The result was an ugly half of football in which Arkansas had five three-and-outs on its first seven possessions. When the Razorbacks managed to actually move the chains, Jefferson sliced through Rice’s defense with his legs to score a touchdown on one, but then threw an interception on the other.
With the offense struggling to get things going, Arkansas had to lean on its defense and that side of the ball responded by limiting the Owls to just 10 points despite an average starting field position at the 50.
“We always tell the offense, ‘It doesn’t matter what (happens), we’ve got your back,’” safety Jalen Catalon said. “KJ had a rough start, but he came in and did his thing and showed that he can handle adversity. I know he’s the guy for sure.”
Doing “his thing,” as Catalon said, meant Jefferson opening things up down the field and getting more involved in the run game.
After Rice scored to go up 17-7 early in the third quarter and a long kickoff return by LaDarrius Bishop, Jefferson took his first deep shot and Tyson Morris rewarded him by making a one-handed catch with a defender draped all over him.
Throw in a few runs - including a 5-yard touchdown to cap that drive - and the 6-foot-3, 245-pound quarterback looked much more comfortable running the offense in the second half.
“It’s just me getting into that groove and finding out how the defense is playing, and can they tackle or can they not,” Jefferson said. “Just loosening up the defense as well. Me running, it brings the defense down, brings the corners down and that way we can just run our offense — RPOs, throw over the top and be aggressive.”
On the ground, Jefferson finished with 89 yards and two touchdowns on nine carries. Those numbers would have looked even better had it not been for a questionable holding call on Ketron Jackson Jr. that turned a 68-yard touchdown run into just a 38-yard run.
“When I finally got free from the safety, I heard Trelon Smith saying, ‘Go, go, go!’” Jefferson said. “That was the main thing. I knew I had to kick it in gear a little bit and try to boost it up a little bit.”
Not only did it take seven points off the board and a third touchdown off his stat sheet, but it prevented him from cracking the 100-yard milestone. That’s something an Arkansas quarterback hadn’t done since Matt Jones was giving the SEC fits from 2001-04.
He did, however, manage to rip off the two longest runs by an Arkansas quarterback since Matt Jones’ 72-yard touchdown run against Ole Miss in 2004, with his 34-yard touchdown run in the first quarter and penalty-shortened 38-yard run in the fourth quarter.
“The big thing he did is he challenged the heck out of us every time he ran the ball,” Rice coach Mike Bloomgren said. “Like, he averaged 9.9 a carry and that is a large human over there.”
Jefferson was much better through the air after halftime, too. He completed 8 of 10 passes for 101 and a touchdown in the second half.

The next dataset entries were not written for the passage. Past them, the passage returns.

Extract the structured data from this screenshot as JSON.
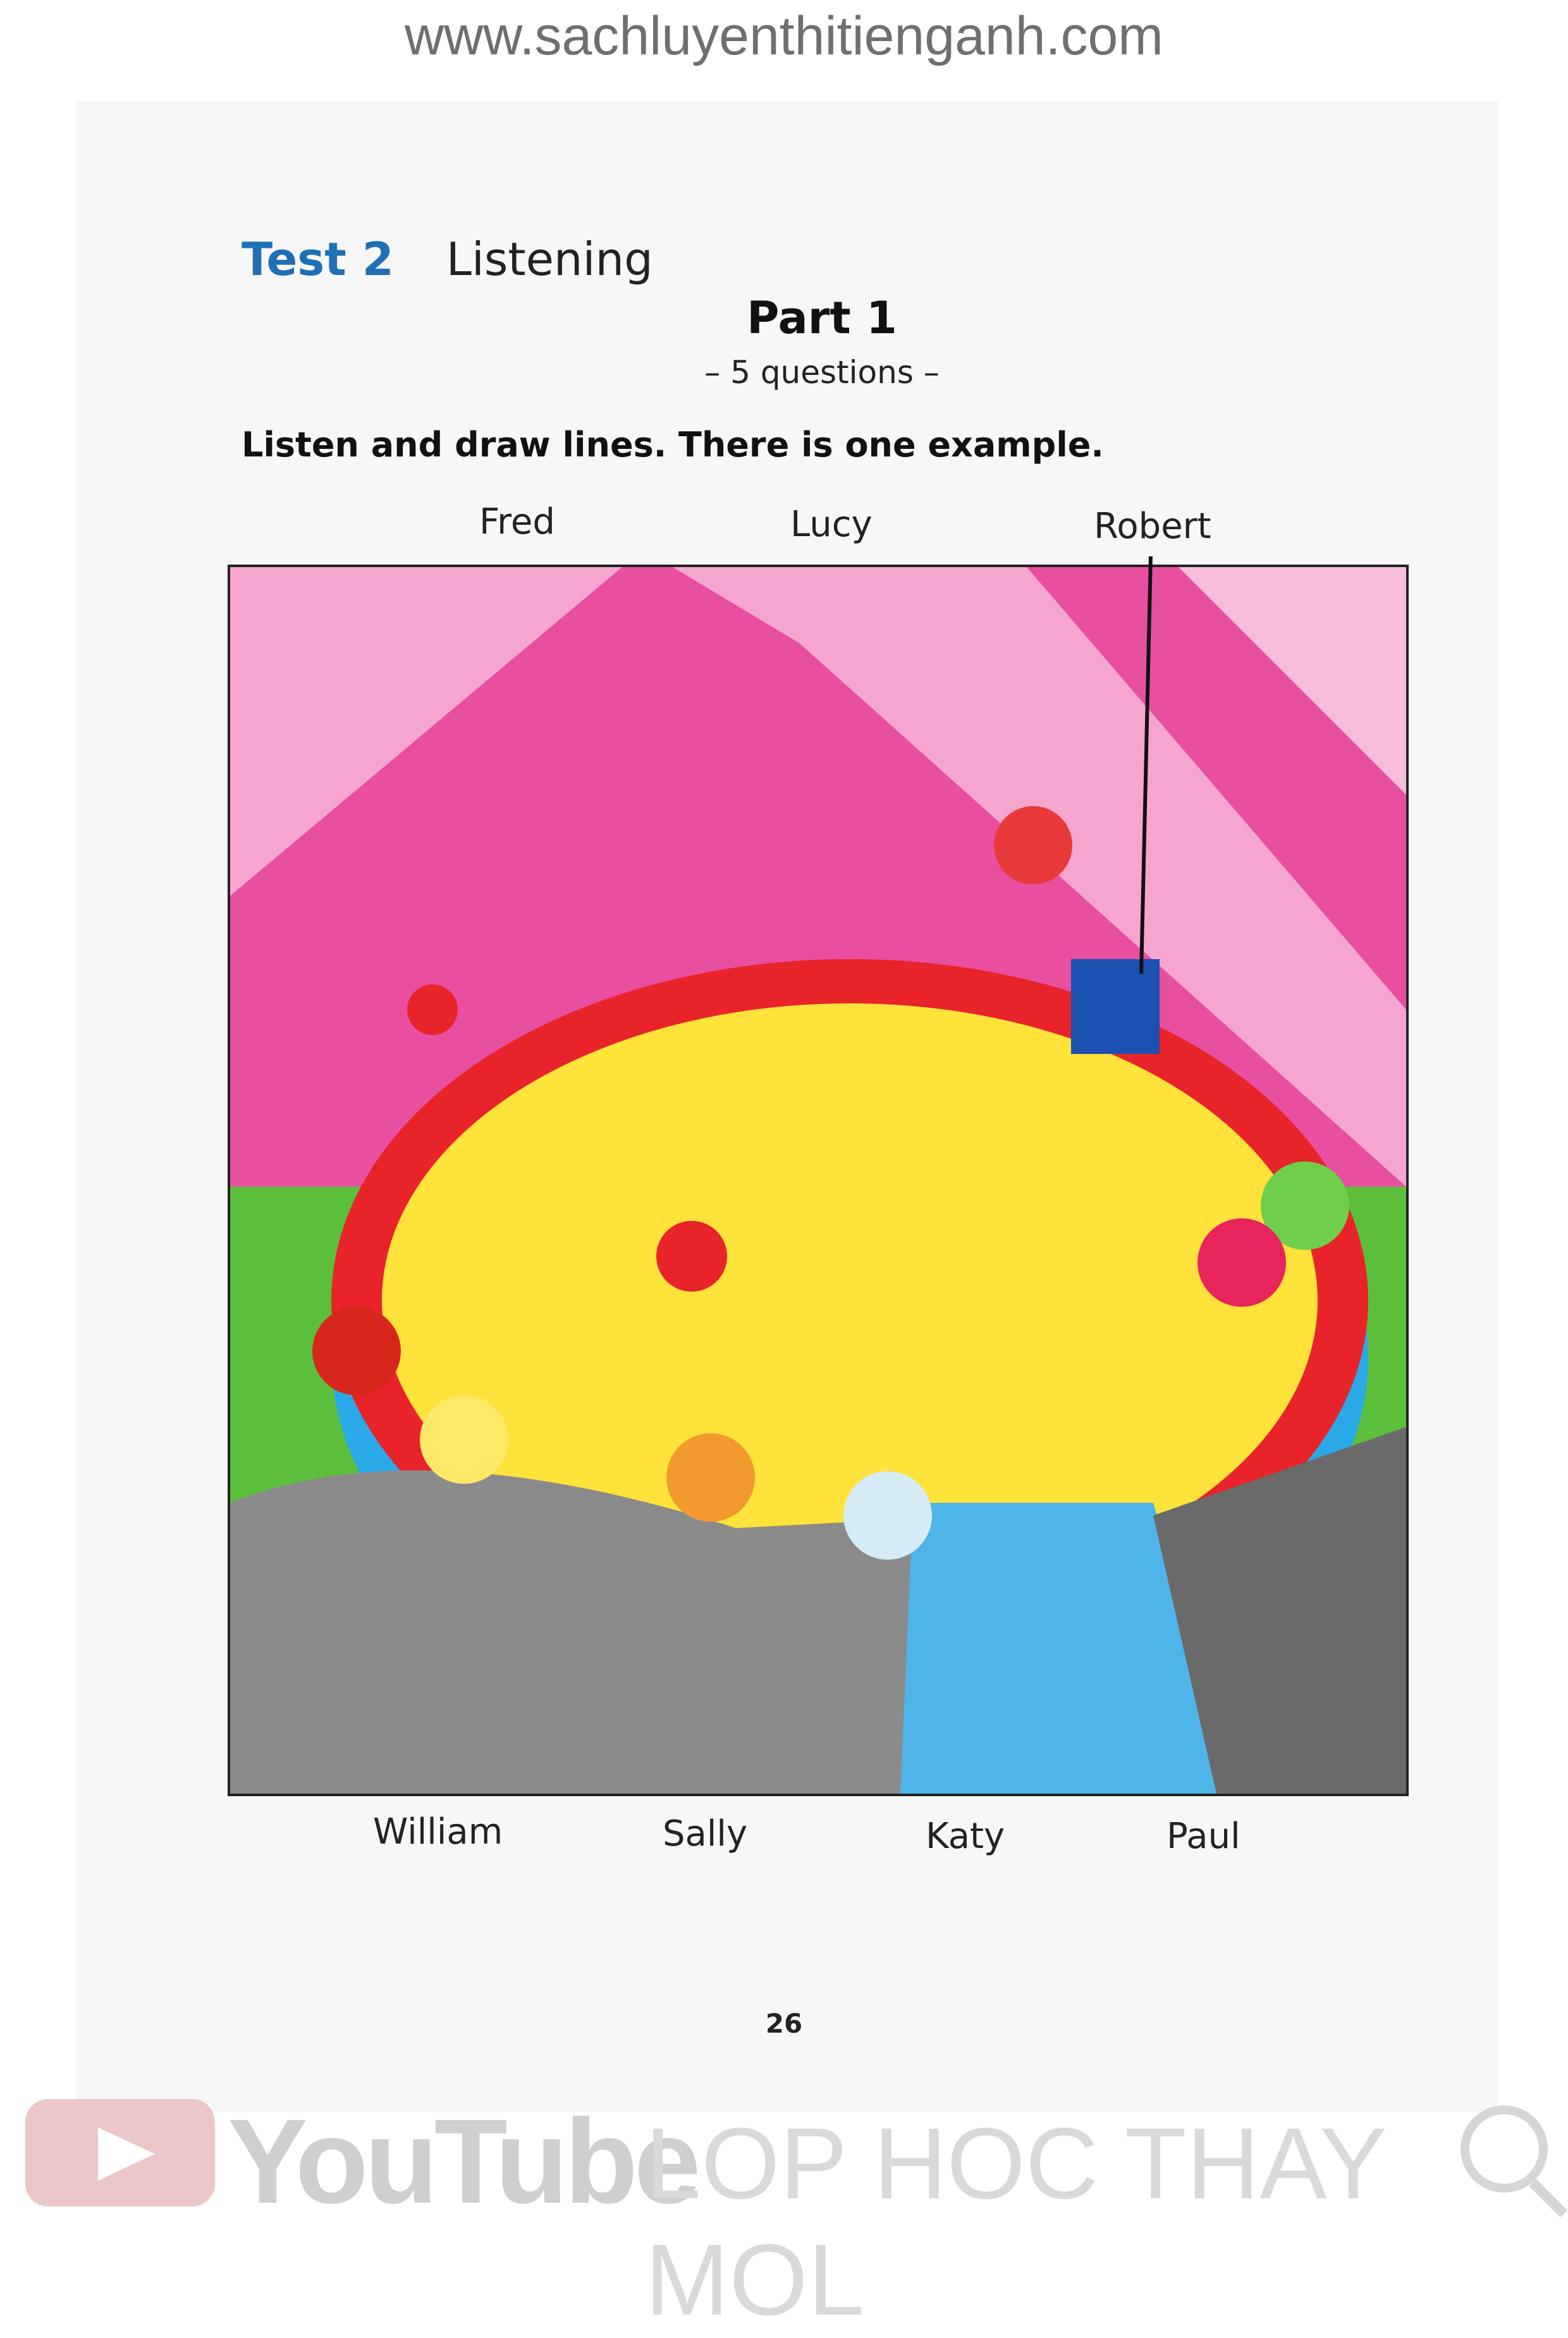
{
  "watermark": "www.sachluyenthitienganh.com",
  "header": {
    "test": "Test 2",
    "section": "Listening"
  },
  "part": {
    "title": "Part 1",
    "subtitle": "– 5 questions –"
  },
  "instruction": "Listen and draw lines. There is one example.",
  "names_top": [
    "Fred",
    "Lucy",
    "Robert"
  ],
  "names_bottom": [
    "William",
    "Sally",
    "Katy",
    "Paul"
  ],
  "page_number": "26",
  "footer": {
    "brand": "YouTube",
    "channel": "LOP HOC THAY MOL"
  },
  "colors": {
    "tent_pink": "#e84f9f",
    "ring_red": "#e8232a",
    "ring_yellow": "#ffe23a",
    "ring_blue": "#29a9e8",
    "floor_green": "#5cbf3c",
    "audience_gray": "#8a8a8a",
    "heading_blue": "#1f6fb5"
  }
}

He told reporters that the team knew it’d hit some adversity early on with normal first-game mistakes, but said the team came together well. His mindset was to lead the offense and help them get into a rhythm.
“The main thing was just me settling down and playing ball, basically,” Jefferson said. “Just cool, calm and collected, maintaining my composure, making sure I pump confidence into the guys up front, letting them know it’s my fault. It’s not always their fault.”
The second-half performance might not calm the fanbase and silence the calls for backup quarterback Malik Hornsby, but it did reinforce his status on the team.
Not only did Catalon say “he’s the guy,” but Pittman said he gained a lot of confidence with how he finished the game, leading the offense to scores on five of the last six possessions of the game.
“It was a bad start…but we scored 31 in the second half and he's our quarterback,” Pittman said. “I'm proud of him. He’s gonna get better. He knows he's got to play better.”
Jefferson will have to get better in a hurry because Arkansas welcomes Texas to Fayetteville next week. The Longhorns were ranked No. 21 in the preseason AP Poll and opened the season with a 38-18 win over No. 23 Louisiana.
Kickoff is scheduled for 6 p.m. CT Saturday and the game will be televised on ESPN.